Prior to that the district had been considering a plan called Option 1, which would close Glebe Street Elementary School and move K-2nd grade to Pleasant Avenue School; move 3rd-5th grades to Warren Street School; and 6th-8th grades to Knox Junior High School.
That plan would likely also involve moving the HFM BOCES P-Tech school now located at Jansen Avenue to Glebe Street, enabling the district to sell Jansen Avenue.
Tallon said Option 1 would save the district about $450,000.
Under Option 5, Glebe Street, which is a twin building to Jansen, likely still becomes the new home for P-Tech, while the district would educate all of its students from three buildings:
- Pleasant Avenue, K-2nd grade
- Warren Street, 3-6th grades
- Johnstown High School, 7-12th grades
Knox would be used for the district's pre-k program and Head Start, and the rest of the space could be rented out. The district would also look to either sell or rent out Jansen Avenue, as it did after it stopped using that building as an elementary school in 2009.

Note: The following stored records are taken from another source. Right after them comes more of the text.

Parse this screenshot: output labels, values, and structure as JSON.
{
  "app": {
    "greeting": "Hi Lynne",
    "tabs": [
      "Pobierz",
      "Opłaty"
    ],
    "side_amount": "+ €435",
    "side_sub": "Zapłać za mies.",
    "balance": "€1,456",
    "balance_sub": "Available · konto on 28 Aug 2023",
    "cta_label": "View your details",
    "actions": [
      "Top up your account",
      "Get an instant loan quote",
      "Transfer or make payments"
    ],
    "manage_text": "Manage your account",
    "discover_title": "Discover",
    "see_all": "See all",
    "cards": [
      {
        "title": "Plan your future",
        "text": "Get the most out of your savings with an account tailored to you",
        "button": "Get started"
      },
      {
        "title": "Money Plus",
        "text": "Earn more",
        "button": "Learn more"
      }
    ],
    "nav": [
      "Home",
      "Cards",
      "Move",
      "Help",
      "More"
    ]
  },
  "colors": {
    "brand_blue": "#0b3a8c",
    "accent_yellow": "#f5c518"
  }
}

Tallon said he hasn't made his decision which plan he favors, although he has done research that indicates to him that a 7-12 school building is better in terms of student outcomes than a 6-8 middle school format, where 6th-graders tend not to do as well as they would if they were kept with the younger students.
District residents have been asked to complete an online survey located at johnstownschools.org/community-input-on-district-reconfiguration-survey to indicate which plan they prefer.
Tallon said he will heavily weigh the input from district residents who complete the survey before he decides which plan he favors.
Some of the questions to the school board Tuesday night during the virtual meeting included concerns about whether 7th- and 8th-grade students will be safe using the same building as older students.
Tallon said if the district chooses Option 5, an assistant principal will be hired for the 7th-8th grade section of the high school. He said the students will be kept apart most of the time, but the district is hoping the older students can be of help mentoring the younger students.
District officials have calculated the majority of the $600,000 in savings from the Option 5 plan will come from the elimination of personnel, including a building principal for Knox and food service workers.
Tallon said he knows district residents want Knox to remain a school building. He said under Option 5 the district would still use the Knox locker rooms for athletic games at Knox Field, and the repurposing would not violate any of the covenants in the Knox Foundation's donation agreement, from when the school was given to the district in 1930.
"It's still going to be the centerpoint of the district, it just wouldn't be offering the same curriculum as it does today to our 7th- and 8th-grade students," he said.
Tallon said once the school board decides which restructuring plan to proceed with it will stick to that plan regardless of the outcome of this year's school budget vote.
"The goal is to have the board make the decision at our April meeting, most likely that will also be a virtual meeting," Tallon said.